(Web page and app entries)
..............................

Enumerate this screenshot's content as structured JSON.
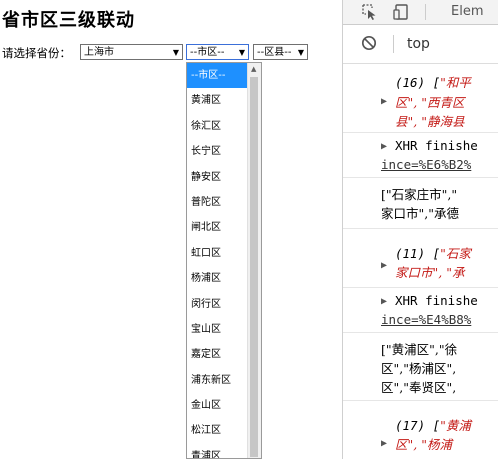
{
  "page": {
    "title": "省市区三级联动",
    "province_label": "请选择省份：",
    "province_select": {
      "value": "上海市"
    },
    "city_select": {
      "value": "--市区--"
    },
    "county_select": {
      "value": "--区县--"
    },
    "city_options": [
      "--市区--",
      "黄浦区",
      "徐汇区",
      "长宁区",
      "静安区",
      "普陀区",
      "闸北区",
      "虹口区",
      "杨浦区",
      "闵行区",
      "宝山区",
      "嘉定区",
      "浦东新区",
      "金山区",
      "松江区",
      "青浦区"
    ],
    "selected_option_index": 0
  },
  "devtools": {
    "tab_elements": "Elem",
    "context": "top",
    "console": {
      "msg1_line1_prefix": "(16) [",
      "msg1_line1_red": "\"和平",
      "msg1_line2_red": "区\", \"西青区",
      "msg1_line3_red": "县\", \"静海县",
      "msg2_line1": "XHR finishe",
      "msg2_line2": "ince=%E6%B2%",
      "msg3_line1": "[\"石家庄市\",\"",
      "msg3_line2": "家口市\",\"承德",
      "msg4_line1_prefix": "(11) [",
      "msg4_line1_red": "\"石家",
      "msg4_line2_red": "家口市\", \"承",
      "msg5_line1": "XHR finishe",
      "msg5_line2": "ince=%E4%B8%",
      "msg6_line1": "[\"黄浦区\",\"徐",
      "msg6_line2": "区\",\"杨浦区\",",
      "msg6_line3": "区\",\"奉贤区\",",
      "msg7_line1_prefix": "(17) [",
      "msg7_line1_red": "\"黄浦",
      "msg7_line2_red": "区\", \"杨浦"
    }
  }
}
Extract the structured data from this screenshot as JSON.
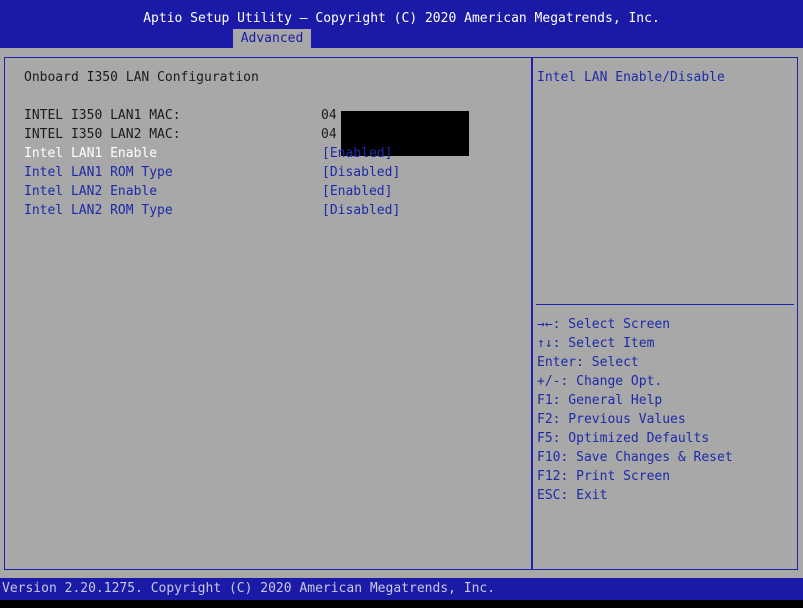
{
  "header": {
    "title": "Aptio Setup Utility – Copyright (C) 2020 American Megatrends, Inc.",
    "tab": "Advanced"
  },
  "left": {
    "section_title": "Onboard I350 LAN Configuration",
    "mac_rows": [
      {
        "label": "INTEL I350 LAN1 MAC:",
        "value": "04"
      },
      {
        "label": "INTEL I350 LAN2 MAC:",
        "value": "04"
      }
    ],
    "settings": [
      {
        "label": "Intel LAN1 Enable",
        "value": "[Enabled]"
      },
      {
        "label": "Intel LAN1 ROM Type",
        "value": "[Disabled]"
      },
      {
        "label": "Intel LAN2 Enable",
        "value": "[Enabled]"
      },
      {
        "label": "Intel LAN2 ROM Type",
        "value": "[Disabled]"
      }
    ]
  },
  "right": {
    "help_text": "Intel LAN Enable/Disable",
    "key_help": [
      "→←: Select Screen",
      "↑↓: Select Item",
      "Enter: Select",
      "+/-: Change Opt.",
      "F1: General Help",
      "F2: Previous Values",
      "F5: Optimized Defaults",
      "F10: Save Changes & Reset",
      "F12: Print Screen",
      "ESC: Exit"
    ]
  },
  "footer": {
    "text": "Version 2.20.1275. Copyright (C) 2020 American Megatrends, Inc."
  },
  "colors": {
    "header_bg": "#1a1aa6",
    "panel_bg": "#a8a8a8",
    "selected_text": "#ffffff",
    "option_text": "#1c2aa8",
    "static_text": "#1c1c1c"
  }
}
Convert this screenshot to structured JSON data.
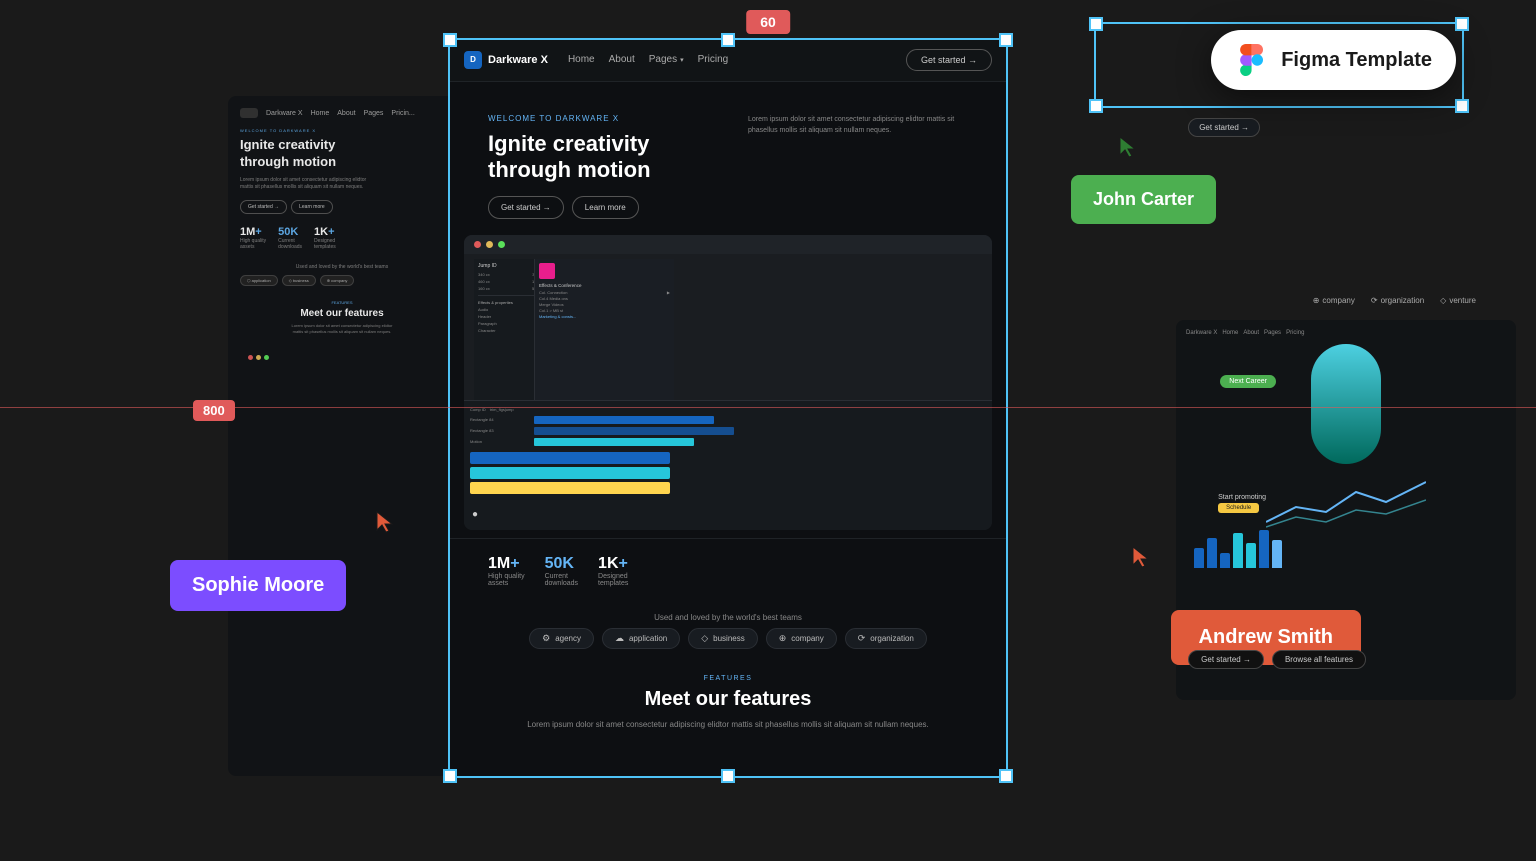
{
  "canvas": {
    "bg_color": "#1a1a1a"
  },
  "badges": {
    "sixty": "60",
    "eight_hundred": "800"
  },
  "figma_template": {
    "label": "Figma Template"
  },
  "user_badges": {
    "john_carter": "John Carter",
    "sophie_moore": "Sophie Moore",
    "andrew_smith": "Andrew Smith"
  },
  "main_card": {
    "nav": {
      "logo": "Darkware X",
      "links": [
        "Home",
        "About",
        "Pages",
        "Pricing"
      ],
      "cta": "Get started →"
    },
    "hero": {
      "welcome_tag": "WELCOME TO DARKWARE X",
      "title_line1": "Ignite creativity",
      "title_line2": "through motion",
      "description": "Lorem ipsum dolor sit amet consectetur adipiscing elidtor mattis sit phasellus mollis sit aliquam sit nullam neques.",
      "btn_primary": "Get started →",
      "btn_secondary": "Learn more"
    },
    "stats": [
      {
        "value": "1M+",
        "accent": "",
        "label": "High quality\nassets"
      },
      {
        "value": "50K",
        "accent": "",
        "label": "Current\ndownloads"
      },
      {
        "value": "1K+",
        "accent": "",
        "label": "Designed\ntemplates"
      }
    ],
    "used_loved": {
      "heading": "Used and loved by the world's best teams",
      "pills": [
        "agency",
        "application",
        "business",
        "company",
        "organization"
      ]
    },
    "features": {
      "tag": "FEATURES",
      "title": "Meet our features",
      "description": "Lorem ipsum dolor sit amet consectetur adipiscing elidtor\nmattis sit phasellus mollis sit aliquam sit nullam neques."
    }
  },
  "org_labels": [
    "company",
    "organization",
    "venture"
  ],
  "bottom_btns": {
    "get_started": "Get started →",
    "browse": "Browse all features"
  },
  "next_career": "Next Career",
  "start_promoting": "Start promoting",
  "schedule": "Schedule"
}
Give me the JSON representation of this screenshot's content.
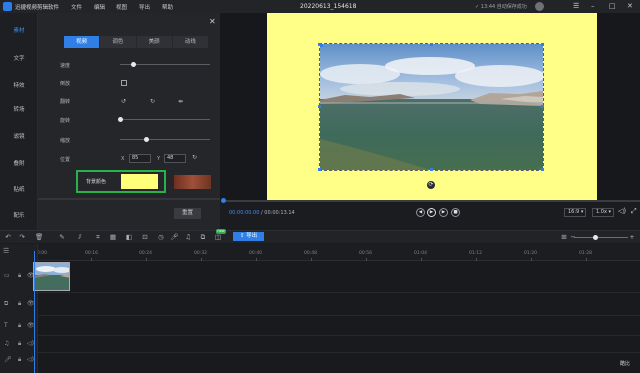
{
  "titlebar": {
    "app_name": "迅捷视频剪辑软件",
    "menus": [
      "文件",
      "编辑",
      "视图",
      "导出",
      "帮助"
    ],
    "project_name": "20220613_154618",
    "save_status": "13:44 自动保存成功"
  },
  "leftnav": {
    "items": [
      "素材",
      "文字",
      "特效",
      "转场",
      "滤镜",
      "叠附",
      "贴纸",
      "配乐"
    ],
    "active_index": 0
  },
  "panel": {
    "tabs": [
      "视频",
      "调色",
      "美颜",
      "动线"
    ],
    "active_tab": 0,
    "labels": {
      "speed": "速度",
      "reverse": "倒放",
      "flip": "翻转",
      "rotate": "旋转",
      "scale": "缩放",
      "position": "位置",
      "bg_color": "背景颜色"
    },
    "position": {
      "x_label": "X",
      "x_value": "85",
      "y_label": "Y",
      "y_value": "48"
    },
    "reset_label": "重置",
    "bg_color": "#ffff7a"
  },
  "player": {
    "current_time": "00:00:00.00",
    "total_time": "00:00:13.14",
    "aspect": "16:9",
    "speed": "1.0x"
  },
  "toolbar": {
    "export_label": "导出",
    "new_badge": "new"
  },
  "timeline": {
    "ticks": [
      "00:00",
      "00:16",
      "00:24",
      "00:32",
      "00:40",
      "00:48",
      "00:56",
      "01:04",
      "01:12",
      "01:20",
      "01:28"
    ]
  },
  "watermark": "酷比"
}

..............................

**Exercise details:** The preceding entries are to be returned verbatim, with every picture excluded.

**The completed task:**
Enumerate this screenshot's content as structured JSON.
{
  "page": {
    "title": "省市区三级联动",
    "province_label": "请选择省份：",
    "province_select": {
      "value": "上海市"
    },
    "city_select": {
      "value": "--市区--"
    },
    "county_select": {
      "value": "--区县--"
    },
    "city_options": [
      "--市区--",
      "黄浦区",
      "徐汇区",
      "长宁区",
      "静安区",
      "普陀区",
      "闸北区",
      "虹口区",
      "杨浦区",
      "闵行区",
      "宝山区",
      "嘉定区",
      "浦东新区",
      "金山区",
      "松江区",
      "青浦区"
    ],
    "selected_option_index": 0
  },
  "devtools": {
    "tab_elements": "Elem",
    "context": "top",
    "console": {
      "msg1_line1_prefix": "(16) [",
      "msg1_line1_red": "\"和平",
      "msg1_line2_red": "区\", \"西青区",
      "msg1_line3_red": "县\", \"静海县",
      "msg2_line1": "XHR finishe",
      "msg2_line2": "ince=%E6%B2%",
      "msg3_line1": "[\"石家庄市\",\"",
      "msg3_line2": "家口市\",\"承德",
      "msg4_line1_prefix": "(11) [",
      "msg4_line1_red": "\"石家",
      "msg4_line2_red": "家口市\", \"承",
      "msg5_line1": "XHR finishe",
      "msg5_line2": "ince=%E4%B8%",
      "msg6_line1": "[\"黄浦区\",\"徐",
      "msg6_line2": "区\",\"杨浦区\",",
      "msg6_line3": "区\",\"奉贤区\",",
      "msg7_line1_prefix": "(17) [",
      "msg7_line1_red": "\"黄浦",
      "msg7_line2_red": "区\", \"杨浦"
    }
  }
}
Extract the structured data from this screenshot as JSON.
{
  "header": {
    "title": "Aptio Setup Utility – Copyright (C) 2020 American Megatrends, Inc.",
    "tab": "Advanced"
  },
  "left": {
    "section_title": "Onboard I350 LAN Configuration",
    "mac_rows": [
      {
        "label": "INTEL I350 LAN1 MAC:",
        "value": "04"
      },
      {
        "label": "INTEL I350 LAN2 MAC:",
        "value": "04"
      }
    ],
    "settings": [
      {
        "label": "Intel LAN1 Enable",
        "value": "[Enabled]"
      },
      {
        "label": "Intel LAN1 ROM Type",
        "value": "[Disabled]"
      },
      {
        "label": "Intel LAN2 Enable",
        "value": "[Enabled]"
      },
      {
        "label": "Intel LAN2 ROM Type",
        "value": "[Disabled]"
      }
    ]
  },
  "right": {
    "help_text": "Intel LAN Enable/Disable",
    "key_help": [
      "→←: Select Screen",
      "↑↓: Select Item",
      "Enter: Select",
      "+/-: Change Opt.",
      "F1: General Help",
      "F2: Previous Values",
      "F5: Optimized Defaults",
      "F10: Save Changes & Reset",
      "F12: Print Screen",
      "ESC: Exit"
    ]
  },
  "footer": {
    "text": "Version 2.20.1275. Copyright (C) 2020 American Megatrends, Inc."
  },
  "colors": {
    "header_bg": "#1a1aa6",
    "panel_bg": "#a8a8a8",
    "selected_text": "#ffffff",
    "option_text": "#1c2aa8",
    "static_text": "#1c1c1c"
  }
}
Convert this screenshot to structured JSON data.
{
  "canvas": {
    "bg_color": "#1a1a1a"
  },
  "badges": {
    "sixty": "60",
    "eight_hundred": "800"
  },
  "figma_template": {
    "label": "Figma Template"
  },
  "user_badges": {
    "john_carter": "John Carter",
    "sophie_moore": "Sophie Moore",
    "andrew_smith": "Andrew Smith"
  },
  "main_card": {
    "nav": {
      "logo": "Darkware X",
      "links": [
        "Home",
        "About",
        "Pages",
        "Pricing"
      ],
      "cta": "Get started →"
    },
    "hero": {
      "welcome_tag": "WELCOME TO DARKWARE X",
      "title_line1": "Ignite creativity",
      "title_line2": "through motion",
      "description": "Lorem ipsum dolor sit amet consectetur adipiscing elidtor mattis sit phasellus mollis sit aliquam sit nullam neques.",
      "btn_primary": "Get started →",
      "btn_secondary": "Learn more"
    },
    "stats": [
      {
        "value": "1M+",
        "accent": "",
        "label": "High quality\nassets"
      },
      {
        "value": "50K",
        "accent": "",
        "label": "Current\ndownloads"
      },
      {
        "value": "1K+",
        "accent": "",
        "label": "Designed\ntemplates"
      }
    ],
    "used_loved": {
      "heading": "Used and loved by the world's best teams",
      "pills": [
        "agency",
        "application",
        "business",
        "company",
        "organization"
      ]
    },
    "features": {
      "tag": "FEATURES",
      "title": "Meet our features",
      "description": "Lorem ipsum dolor sit amet consectetur adipiscing elidtor\nmattis sit phasellus mollis sit aliquam sit nullam neques."
    }
  },
  "org_labels": [
    "company",
    "organization",
    "venture"
  ],
  "bottom_btns": {
    "get_started": "Get started →",
    "browse": "Browse all features"
  },
  "next_career": "Next Career",
  "start_promoting": "Start promoting",
  "schedule": "Schedule"
}
Give me the JSON representation of this screenshot's content.
{
  "titlebar": {
    "app_name": "迅捷视频剪辑软件",
    "menus": [
      "文件",
      "编辑",
      "视图",
      "导出",
      "帮助"
    ],
    "project_name": "20220613_154618",
    "save_status": "13:44 自动保存成功"
  },
  "leftnav": {
    "items": [
      "素材",
      "文字",
      "特效",
      "转场",
      "滤镜",
      "叠附",
      "贴纸",
      "配乐"
    ],
    "active_index": 0
  },
  "panel": {
    "tabs": [
      "视频",
      "调色",
      "美颜",
      "动线"
    ],
    "active_tab": 0,
    "labels": {
      "speed": "速度",
      "reverse": "倒放",
      "flip": "翻转",
      "rotate": "旋转",
      "scale": "缩放",
      "position": "位置",
      "bg_color": "背景颜色"
    },
    "position": {
      "x_label": "X",
      "x_value": "85",
      "y_label": "Y",
      "y_value": "48"
    },
    "reset_label": "重置",
    "bg_color": "#ffff7a"
  },
  "player": {
    "current_time": "00:00:00.00",
    "total_time": "00:00:13.14",
    "aspect": "16:9",
    "speed": "1.0x"
  },
  "toolbar": {
    "export_label": "导出",
    "new_badge": "new"
  },
  "timeline": {
    "ticks": [
      "00:00",
      "00:16",
      "00:24",
      "00:32",
      "00:40",
      "00:48",
      "00:56",
      "01:04",
      "01:12",
      "01:20",
      "01:28"
    ]
  },
  "watermark": "酷比"
}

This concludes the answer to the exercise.